The USA calls it “antitrust”, whereas Australians prefer the term “regulation”. It’s about authorities we give the power to make decisions and arrangements to end business corruption, collusion, cartels, monopoly, excessive power, &c.
I know, stop laughing! It never works and it never will.
When they run out of ideas, regulators usually seek to break monopolies up into smaller pieces. But I have a question: Why is it commercial practice at the small business level that when a ‘going concern’ is leased, the net profit is split equally (before income tax, depreciation and amortisation, and after any adjustment for non-recurrent expenditures) as landlord’s rental and tenant’s profit, but this isn’t done for giant monopolies when the nation is the landlord of the used resource?

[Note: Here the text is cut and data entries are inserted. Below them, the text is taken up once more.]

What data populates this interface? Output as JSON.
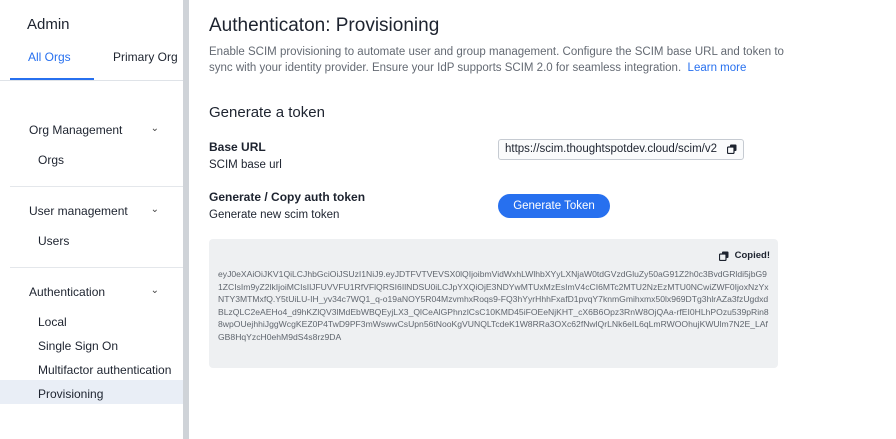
{
  "sidebar": {
    "title": "Admin",
    "tabs": [
      {
        "label": "All Orgs",
        "active": true
      },
      {
        "label": "Primary Org",
        "active": false
      }
    ],
    "sections": [
      {
        "label": "Org Management",
        "items": [
          "Orgs"
        ]
      },
      {
        "label": "User management",
        "items": [
          "Users"
        ]
      },
      {
        "label": "Authentication",
        "items": [
          "Local",
          "Single Sign On",
          "Multifactor authentication",
          "Provisioning"
        ]
      }
    ],
    "active_item": "Provisioning",
    "chevron_icon": "chevron-down-icon"
  },
  "main": {
    "title": "Authenticaton: Provisioning",
    "description": "Enable SCIM provisioning to automate user and group management. Configure the SCIM base URL and token to sync with your identity provider. Ensure your IdP supports SCIM 2.0 for seamless integration.",
    "learn_more": "Learn more",
    "section_title": "Generate a token",
    "base_url_label": "Base URL",
    "base_url_sub": "SCIM base url",
    "base_url_value": "https://scim.thoughtspotdev.cloud/scim/v2",
    "token_label": "Generate / Copy auth token",
    "token_sub": "Generate new scim token",
    "generate_button": "Generate Token",
    "copied_label": "Copied!",
    "token_value": "eyJ0eXAiOiJKV1QiLCJhbGciOiJSUzI1NiJ9.eyJDTFVTVEVSX0lQIjoibmVidWxhLWlhbXYyLXNjaW0tdGVzdGluZy50aG91Z2h0c3BvdGRldi5jbG91ZCIsIm9yZ2lkIjoiMCIsIlJFUVVFU1RfVFlQRSI6IlNDSU0iLCJpYXQiOjE3NDYwMTUxMzEsImV4cCI6MTc2MTU2NzEzMTU0NCwiZWF0IjoxNzYxNTY3MTMxfQ.Y5tUiLU-IH_yv34c7WQ1_q-o19aNOY5R04MzvmhxRoqs9-FQ3hYyrHhhFxafD1pvqY7knmGmihxmx50lx969DTg3hlrAZa3fzUgdxdBLzQLC2eAEHo4_d9hKZlQV3lMdEbWBQEyjLX3_QlCeAlGPhnzlCsC10KMD45iFOEeNjKHT_cX6B6Opz3RnW8OjQAa-rfEI0HLhPOzu539pRin88wpOUejhhiJggWcgKEZ0P4TwD9PF3mWswwCsUpn56tNooKgVUNQLTcdeK1W8RRa3OXc62fNwlQrLNk6eIL6qLmRWOOhujKWUlm7N2E_LAfGB8HqYzcH0ehM9dS4s8rz9DA",
    "copy_icon": "copy-icon"
  }
}
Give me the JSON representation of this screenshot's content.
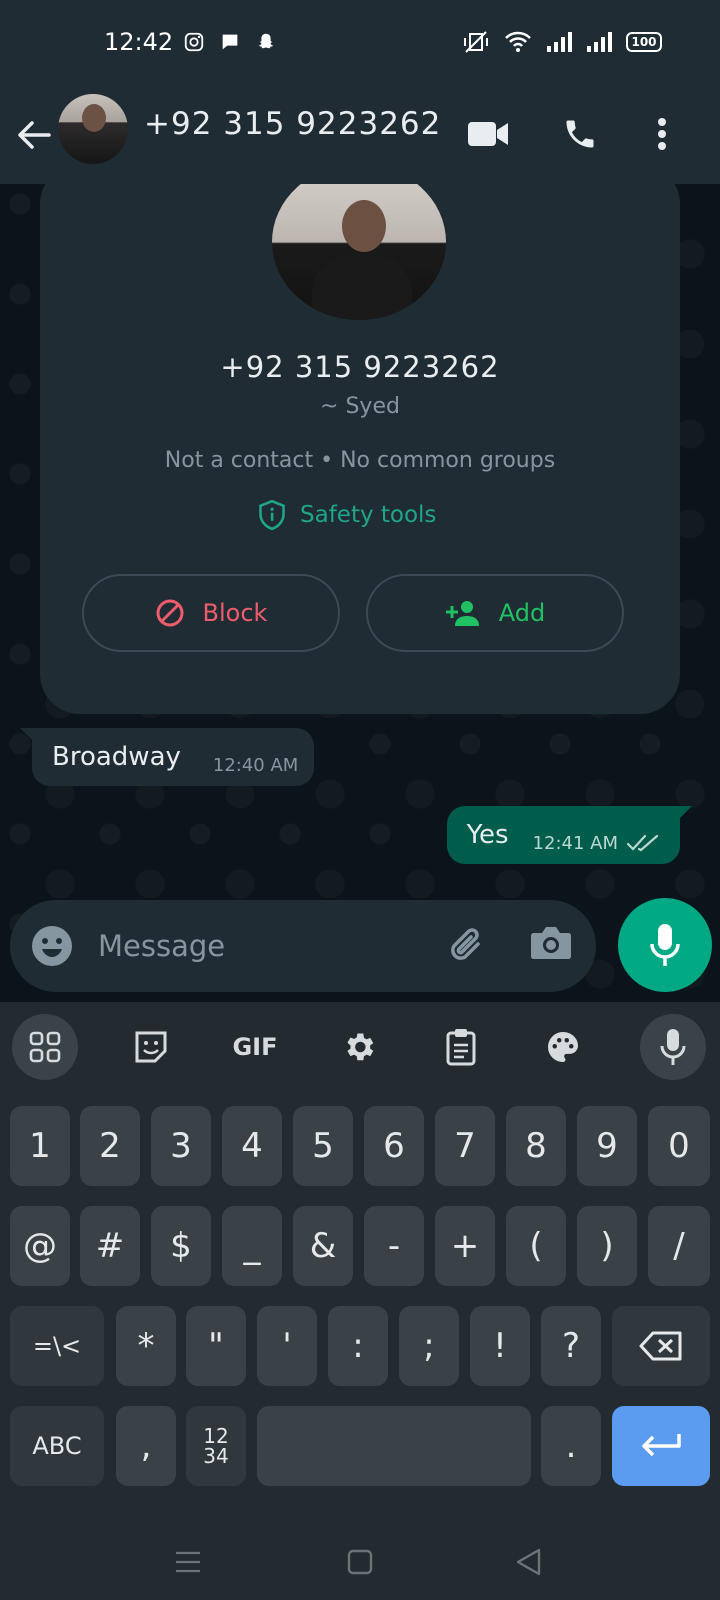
{
  "status": {
    "time": "12:42",
    "battery": "100"
  },
  "appbar": {
    "contact_name": "+92 315 9223262"
  },
  "info_card": {
    "number": "+92 315 9223262",
    "alias": "~ Syed",
    "meta": "Not a contact • No common groups",
    "safety_label": "Safety tools",
    "block_label": "Block",
    "add_label": "Add"
  },
  "messages": [
    {
      "text": "Broadway",
      "time": "12:40 AM",
      "direction": "incoming"
    },
    {
      "text": "Yes",
      "time": "12:41 AM",
      "direction": "outgoing"
    }
  ],
  "composer": {
    "placeholder": "Message"
  },
  "keyboard": {
    "toolbar": [
      "apps-grid",
      "sticker",
      "GIF",
      "settings",
      "clipboard",
      "theme",
      "mic"
    ],
    "gif_label": "GIF",
    "row1": [
      "1",
      "2",
      "3",
      "4",
      "5",
      "6",
      "7",
      "8",
      "9",
      "0"
    ],
    "row2": [
      "@",
      "#",
      "$",
      "_",
      "&",
      "-",
      "+",
      "(",
      ")",
      "/"
    ],
    "row3": [
      "=\\<",
      "*",
      "\"",
      "'",
      ":",
      ";",
      "!",
      "?"
    ],
    "row4": {
      "abc": "ABC",
      "comma": ",",
      "num_top": "12",
      "num_bottom": "34",
      "period": "."
    }
  },
  "colors": {
    "accent": "#00a884",
    "bubble_out": "#005c4b",
    "bubble_in": "#1f2c34",
    "block_red": "#f15c6d",
    "enter_blue": "#5b9cf0"
  }
}
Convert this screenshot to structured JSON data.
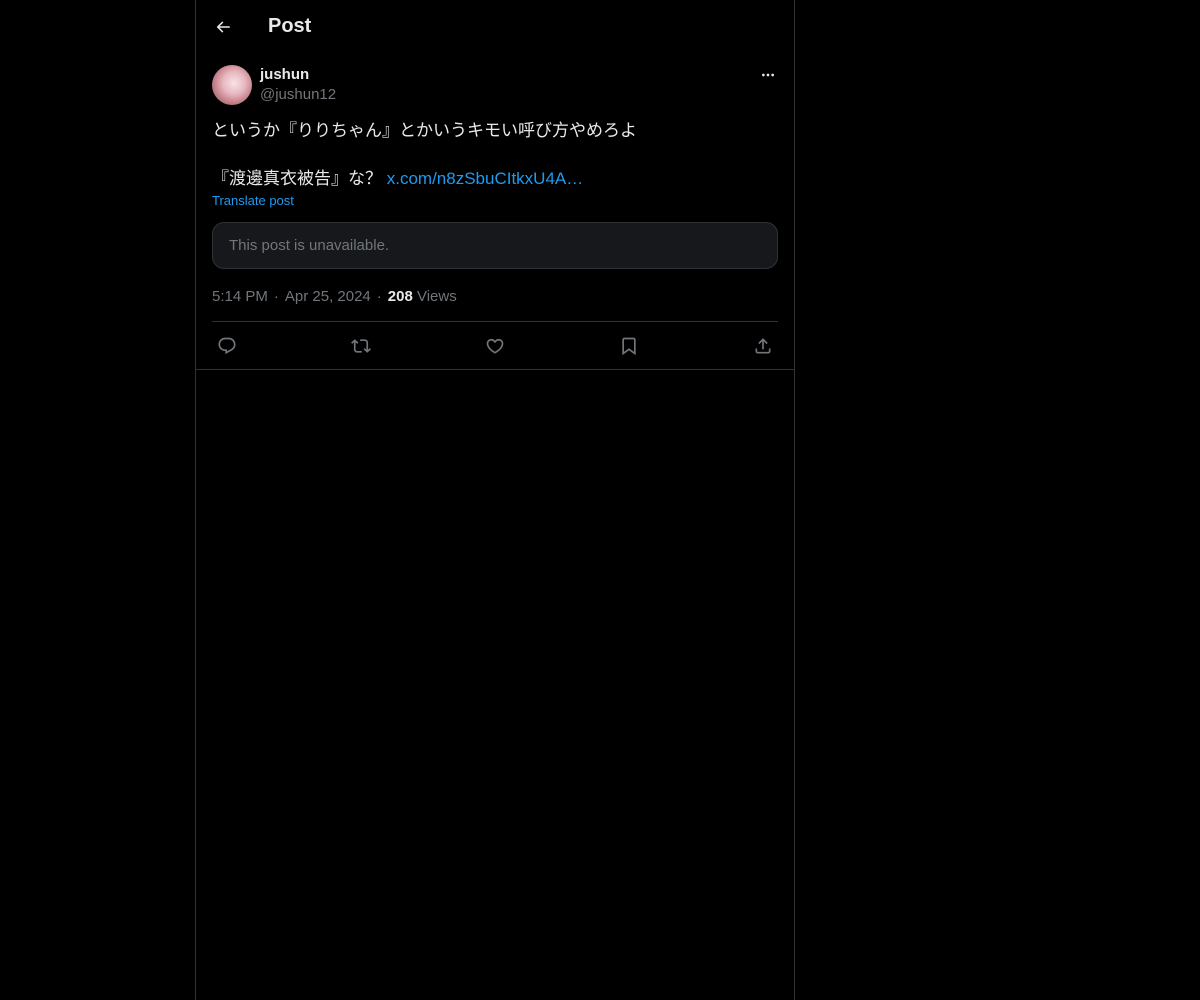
{
  "header": {
    "title": "Post",
    "back_icon": "arrow-left-icon"
  },
  "post": {
    "display_name": "jushun",
    "handle": "@jushun12",
    "text_line1": "というか『りりちゃん』とかいうキモい呼び方やめろよ",
    "text_line3_prefix": "『渡邊真衣被告』な？ ",
    "link_text": "x.com/n8zSbuCItkxU4A…",
    "translate_label": "Translate post",
    "quoted_unavailable": "This post is unavailable.",
    "time": "5:14 PM",
    "separator": "·",
    "date": "Apr 25, 2024",
    "views_count": "208",
    "views_label": "Views"
  },
  "actions": [
    "reply-icon",
    "repost-icon",
    "like-icon",
    "bookmark-icon",
    "share-icon"
  ],
  "colors": {
    "background": "#000000",
    "text": "#e7e9ea",
    "secondary": "#71767b",
    "accent": "#1d9bf0",
    "border": "#2f3336"
  }
}
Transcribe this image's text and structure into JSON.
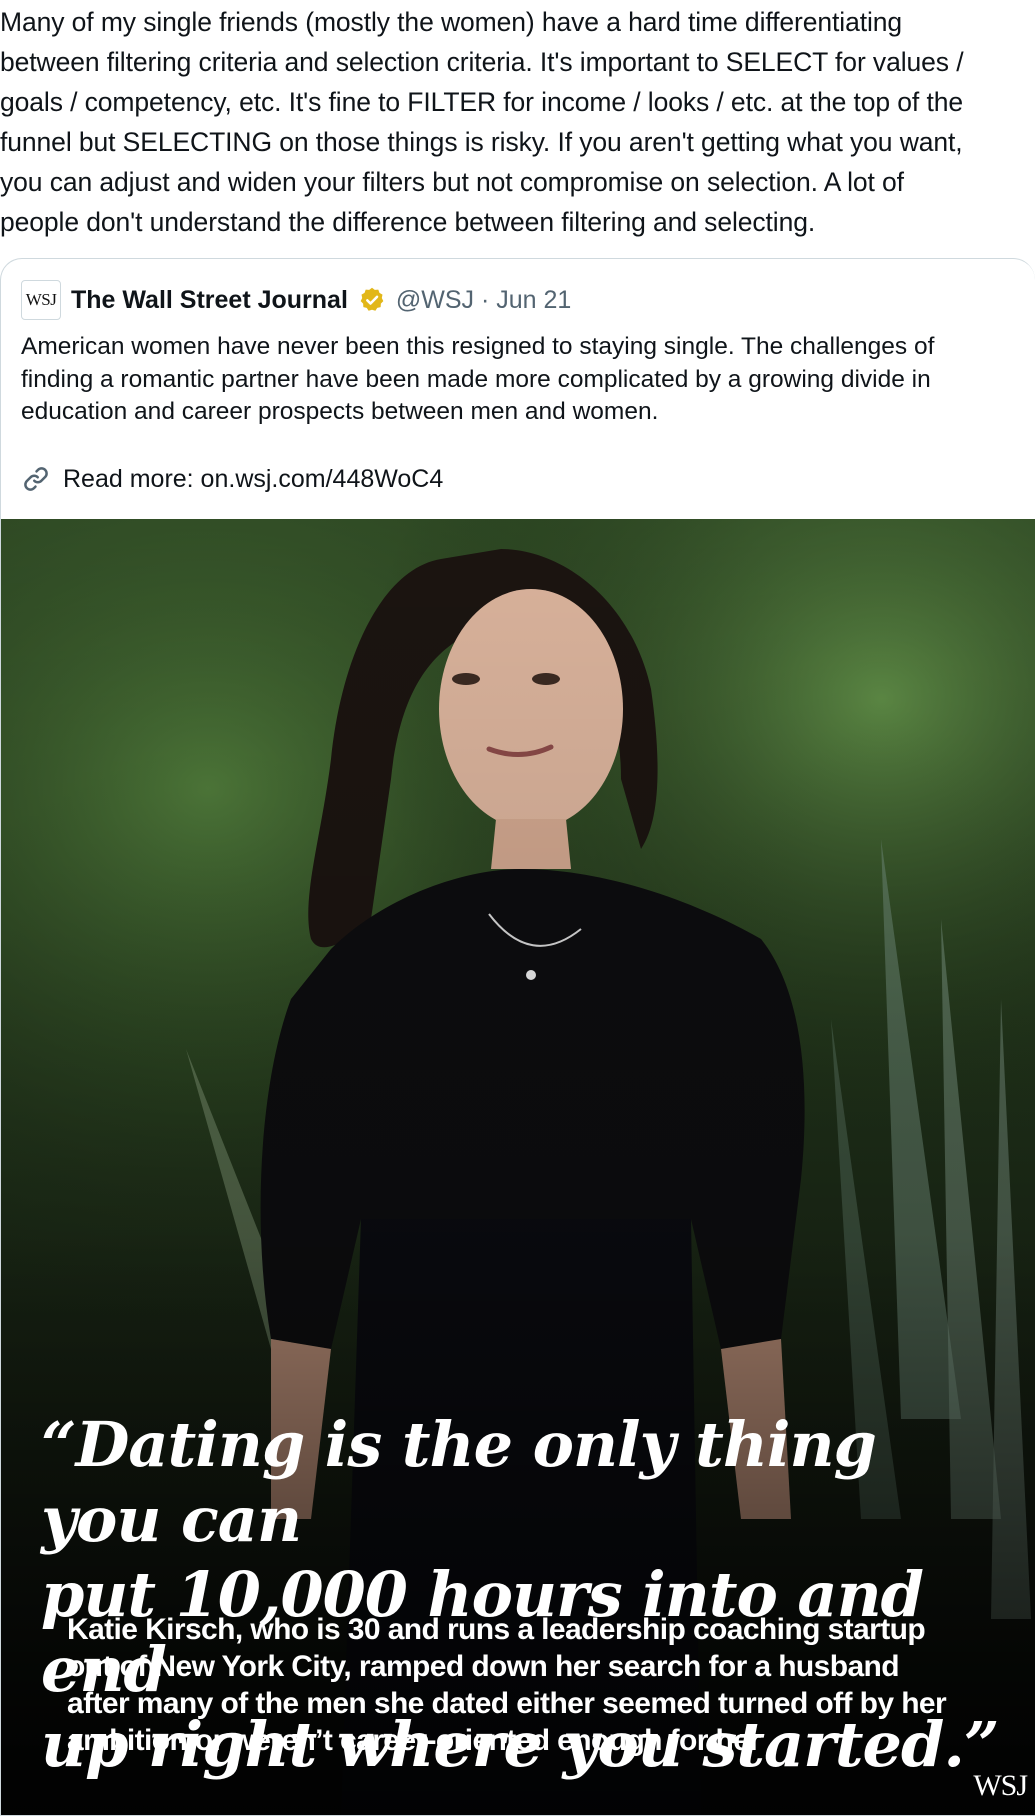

The Rudd government tried to do something along these lines with the Resource Super Profits Tax on mining companies, but it went awry when the companies, most of them American, spent up big in an advertising campaign to scare the wits out of Australians. And it worked.
If tenants of small businesses were to jack up on paying any rent because they also pay tax, what do you think the landlord would do about the lease? …….. Yup! 👌
Where exactly is the point where you get big enough that you don’t have to comply with normal commercial practice when, like Google or Facebook, you are able to threaten governments that you will remove your ‘service’ if you’re required to do what other businesses have to do?
‘Regulation’ isn’t an answer; it’s part of the problem. If mega-companies are mining the nation’s mineral wealth, or Big Tech is using the electromagnetic spectrum, they owe 50% net profit to their landlord, the national government. Governments have proven delinquent in acting in the national interest, using ‘regulators’ as an excuse to institute nonsense, whilst ignoring common sense solutions to gargantuan monopolies.